The person spoke on the condition of anonymity because the deal had not been announced. The Cubs also avoided arbitration with their other five eligible players, agreeing to one-year deals with star shortstop Javy Báez
($10 million), All-Star catcher Willson Contreras ($4.5 million), slugger Kyle Schwarber ($7.01 million), outfielder Albert Almora Jr. ($1,575,000) and reliever Kyle Ryan ($975,000).
Bryant got a significant boost from the $12.9 million he earned last year. The 2016 NL MVP rebounded from an injury-filled season to bat .282 with 31 homers and 77 RBIs.
It is unclear whether he will remain with the team he led to the 2016 World Series championship, the Cubs’ first title since 1908. The Cubs’ thin minor league system, the young players Bryant could bring back in a trade and the large contract the three-time All-Star would figure to command as a free agent have all thrown his future into question. He also has a pending grievance he filed in the hope of becoming a free agent one year earlier than scheduled.
Bryant debuted April 17, 2015, leaving him one day shy of the service time needed to become a free agent after the 2020 season. He contends he was held in the minors in a deliberate effort to delay his free-agent eligibility and that delay violated baseball’s collective bargaining agreement.

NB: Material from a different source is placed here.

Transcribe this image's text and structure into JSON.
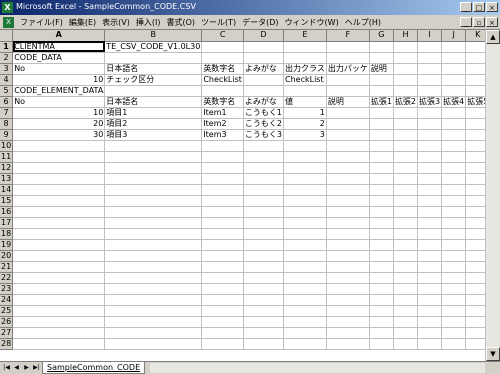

Báez, one of baseball’s most exciting players, almost doubled his salary from $5.2 million last season. He hit .281 with 29 homers and made his second straight All-Star team after finishing second to Milwaukee’s Christian Yelich in the 2018 NL MVP voting. Báez is under contractual control for two more years and could be in for a contract extension.
Contreras made his second straight All-Star team last season, hitting .272 with a career-high 24 homers and 64 RBIs. Like Bryant, Contreras could be traded to stock up on young players.
Schwarber, who made $3.39 million, set career highs with a .250 average, 38 homers and 92 RBIs. He was particularly good after the All-Star break, hitting .280 and going deep 20 times while driving in 49 runs.
The Cubs hope Almora can rebound after his batting average dropped 50 points to .236 and his on-base percentage fell from .323 to .271. The former first-round pick hit just .213 against left-handers even though he is a righty. And his average on balls in play dropped from .337 in 2018 to .255.
The Cubs missed the playoffs for the first time since 2014 after finishing 84-78. The Cubs hired former catcher David Ross to replace Joe Maddon as manager, hoping “Grandpa Rossy” could give them a spark.